The women associated with Edgar Allan Poe have been far too many – it would be the best lineup yet if there were, at that time, a 19th century version of “The Dating Game”. Fanny, Annie, Sarah Helen, Sarah Elmira, Mary, Marie Louise, Eliza… I really couldn’t care less how they managed to get involved with the great poet, to be honest. I could only point my interest to the woman he actually married – the young and beautiful Virginia Clemm.
Anyone who has read the life (or parts of it) of Edgar Allan Poe KNOWS for sure that Virginia is Poe’s first cousin, and that she was 13 when he, at 26 or 27, married her. By today’s standards, the marriage was a bit odd but for the time, their relationship was not particularly unusual, though she was slightly young (15 years old was a more common marrying age).

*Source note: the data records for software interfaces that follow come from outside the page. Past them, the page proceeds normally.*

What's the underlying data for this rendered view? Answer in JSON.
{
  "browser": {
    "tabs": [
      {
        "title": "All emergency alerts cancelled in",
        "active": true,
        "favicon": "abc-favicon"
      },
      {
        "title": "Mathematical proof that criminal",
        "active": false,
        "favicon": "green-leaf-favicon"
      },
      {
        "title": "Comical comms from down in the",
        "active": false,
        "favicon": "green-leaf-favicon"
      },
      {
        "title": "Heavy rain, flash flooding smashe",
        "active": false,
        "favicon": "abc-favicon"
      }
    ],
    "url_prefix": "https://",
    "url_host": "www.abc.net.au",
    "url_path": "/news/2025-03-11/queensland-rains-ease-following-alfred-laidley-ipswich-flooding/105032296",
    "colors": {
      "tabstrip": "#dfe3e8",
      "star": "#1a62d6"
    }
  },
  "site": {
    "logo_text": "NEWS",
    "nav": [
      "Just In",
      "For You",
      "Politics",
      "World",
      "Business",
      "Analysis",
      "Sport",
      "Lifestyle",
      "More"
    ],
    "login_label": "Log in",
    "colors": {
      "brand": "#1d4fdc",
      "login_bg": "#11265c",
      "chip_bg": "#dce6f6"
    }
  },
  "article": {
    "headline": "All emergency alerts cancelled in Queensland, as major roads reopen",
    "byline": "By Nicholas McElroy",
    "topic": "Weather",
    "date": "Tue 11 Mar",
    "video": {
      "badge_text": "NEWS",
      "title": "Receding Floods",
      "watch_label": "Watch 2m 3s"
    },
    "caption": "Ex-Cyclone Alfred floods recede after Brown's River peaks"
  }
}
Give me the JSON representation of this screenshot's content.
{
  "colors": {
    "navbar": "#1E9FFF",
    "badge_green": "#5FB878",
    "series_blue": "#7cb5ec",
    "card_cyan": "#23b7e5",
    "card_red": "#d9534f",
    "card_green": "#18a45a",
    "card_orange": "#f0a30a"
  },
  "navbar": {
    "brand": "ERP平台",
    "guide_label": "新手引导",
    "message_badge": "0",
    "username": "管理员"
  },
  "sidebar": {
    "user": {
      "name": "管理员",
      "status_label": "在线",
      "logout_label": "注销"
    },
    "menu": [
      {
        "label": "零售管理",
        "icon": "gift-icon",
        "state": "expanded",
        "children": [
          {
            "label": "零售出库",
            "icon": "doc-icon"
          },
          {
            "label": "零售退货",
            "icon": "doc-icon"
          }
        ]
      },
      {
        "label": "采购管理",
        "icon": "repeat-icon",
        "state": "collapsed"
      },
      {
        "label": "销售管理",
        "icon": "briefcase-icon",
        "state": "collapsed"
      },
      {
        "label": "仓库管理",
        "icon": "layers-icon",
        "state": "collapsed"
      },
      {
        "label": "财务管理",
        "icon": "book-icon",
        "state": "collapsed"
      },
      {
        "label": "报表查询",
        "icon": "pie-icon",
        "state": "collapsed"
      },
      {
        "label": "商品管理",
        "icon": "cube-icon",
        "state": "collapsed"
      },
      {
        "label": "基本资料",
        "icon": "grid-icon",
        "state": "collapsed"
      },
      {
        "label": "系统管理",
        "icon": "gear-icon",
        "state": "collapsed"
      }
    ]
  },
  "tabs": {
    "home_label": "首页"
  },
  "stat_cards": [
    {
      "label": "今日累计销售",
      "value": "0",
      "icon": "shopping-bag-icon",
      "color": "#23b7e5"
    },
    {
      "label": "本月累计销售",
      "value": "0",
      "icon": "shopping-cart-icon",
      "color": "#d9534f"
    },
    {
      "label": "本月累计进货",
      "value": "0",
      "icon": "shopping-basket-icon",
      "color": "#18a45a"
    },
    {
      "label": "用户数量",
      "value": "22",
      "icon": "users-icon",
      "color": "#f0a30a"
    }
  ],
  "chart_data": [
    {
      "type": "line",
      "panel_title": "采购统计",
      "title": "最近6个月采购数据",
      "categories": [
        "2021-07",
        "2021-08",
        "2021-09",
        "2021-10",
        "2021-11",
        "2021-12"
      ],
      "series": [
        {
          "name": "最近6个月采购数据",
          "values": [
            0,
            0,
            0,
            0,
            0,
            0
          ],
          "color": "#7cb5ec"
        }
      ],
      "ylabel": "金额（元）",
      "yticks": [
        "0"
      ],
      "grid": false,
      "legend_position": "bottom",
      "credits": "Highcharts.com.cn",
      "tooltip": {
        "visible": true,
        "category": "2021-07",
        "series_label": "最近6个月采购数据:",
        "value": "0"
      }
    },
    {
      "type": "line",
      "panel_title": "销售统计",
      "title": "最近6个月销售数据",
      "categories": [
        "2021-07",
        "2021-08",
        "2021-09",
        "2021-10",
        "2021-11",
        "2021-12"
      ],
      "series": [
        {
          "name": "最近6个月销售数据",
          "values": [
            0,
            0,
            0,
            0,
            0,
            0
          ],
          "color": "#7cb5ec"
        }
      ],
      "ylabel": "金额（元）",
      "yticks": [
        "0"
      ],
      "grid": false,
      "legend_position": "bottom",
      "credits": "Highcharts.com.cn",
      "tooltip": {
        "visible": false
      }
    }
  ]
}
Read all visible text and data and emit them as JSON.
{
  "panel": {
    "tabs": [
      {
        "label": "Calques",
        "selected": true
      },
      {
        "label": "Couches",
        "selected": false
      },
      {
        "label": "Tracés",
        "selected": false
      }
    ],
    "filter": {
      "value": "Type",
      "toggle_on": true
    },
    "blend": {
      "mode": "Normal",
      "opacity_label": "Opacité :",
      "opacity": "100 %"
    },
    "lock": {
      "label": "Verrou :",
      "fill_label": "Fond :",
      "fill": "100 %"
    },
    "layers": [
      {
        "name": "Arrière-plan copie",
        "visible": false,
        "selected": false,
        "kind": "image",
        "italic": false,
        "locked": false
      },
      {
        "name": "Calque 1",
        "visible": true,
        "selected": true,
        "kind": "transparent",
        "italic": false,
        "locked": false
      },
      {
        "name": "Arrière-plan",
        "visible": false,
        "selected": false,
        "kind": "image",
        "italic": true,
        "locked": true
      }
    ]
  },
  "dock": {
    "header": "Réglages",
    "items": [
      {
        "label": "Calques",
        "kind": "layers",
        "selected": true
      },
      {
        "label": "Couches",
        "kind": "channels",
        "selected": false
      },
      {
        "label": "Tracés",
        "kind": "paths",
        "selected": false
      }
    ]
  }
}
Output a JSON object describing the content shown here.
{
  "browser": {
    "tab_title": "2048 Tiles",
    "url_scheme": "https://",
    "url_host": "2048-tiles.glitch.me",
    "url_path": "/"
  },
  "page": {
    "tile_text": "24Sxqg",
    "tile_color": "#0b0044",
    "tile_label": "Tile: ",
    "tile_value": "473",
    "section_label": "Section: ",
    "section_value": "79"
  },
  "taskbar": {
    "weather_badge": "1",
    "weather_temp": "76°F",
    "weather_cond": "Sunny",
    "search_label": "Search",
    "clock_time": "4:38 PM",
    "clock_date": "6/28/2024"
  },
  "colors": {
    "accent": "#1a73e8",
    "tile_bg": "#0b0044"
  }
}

These first-hand witnesses all described Virginia as a beautiful, accomplished, charming young woman of great virtue and integrity, who won over everyone in her acquaintance, and who was clearly adored by her husband. If you read all the accounts given by Poe’s acquaintances, particularly the male ones, the impression is given that, if anything, his “child-wife” was considered a damn sight too good for him. Certainly, she gave him the only happy, stable, romantic relationship he ever knew, and was the only one among his real or alleged sweethearts who loved him wholeheartedly and unselfishly.
Several theories about the Poes still circulate: Maria Clemm (the sister of Poe’s father) may have suggested the pairing and hastened the marriage; the couple may not have consummated their marriage; they may have behaved more like brother and sister than husband and wife (Poe nicknamed her “Sissy”). One theatrical version of the Poes suggests that young Virginia had a sexual fetish for horror stories and sought Poe as a husband (making her the aggressor in the relationship). Friends said they didn’t share a bed for at least the first two years of marriage. By all contemporary accounts, Virginia was beautiful and Poe was devoted to her. He once described her as “a wife, whom I loved as no man ever loved before.”
Amidst all these, why has she gotten the worst press of them all?
The fastest reply of any random person hearing the story for the first time would definitely include the words,”but they’re cousins!”, or “…she was 13?!”, and <insert spiteful comment here>.
True, some biographers are hard on the poor girl, but the novelists are even worse. The image of a puerile Virginia vacuously coughing in the background, and further burdening her already bedeviled husband with an unsatisfactory marriage, has been a staple of endless piles of bad fiction.
I refuse to see Virginia that way. This definitely included Poe himself. His August 1835 letter to her and Maria Clemm indisputably proves that Poe desperately loved Virginia and was terrified she might reject him – and unlike the round of engagements-a-go-go he was said to have pursued after her death, he could not have had any ulterior motive in seeking her hand.
The love story of Edgar and Virginia ended rather tragically (she only lived to be 24). Regardless of the malice and scandal these two have caused (then and now), how they saved each other from the demons that surround their lives as cousins and as husband and wife is, in my humble opinion, the most selfless kind of love any human has ever shown.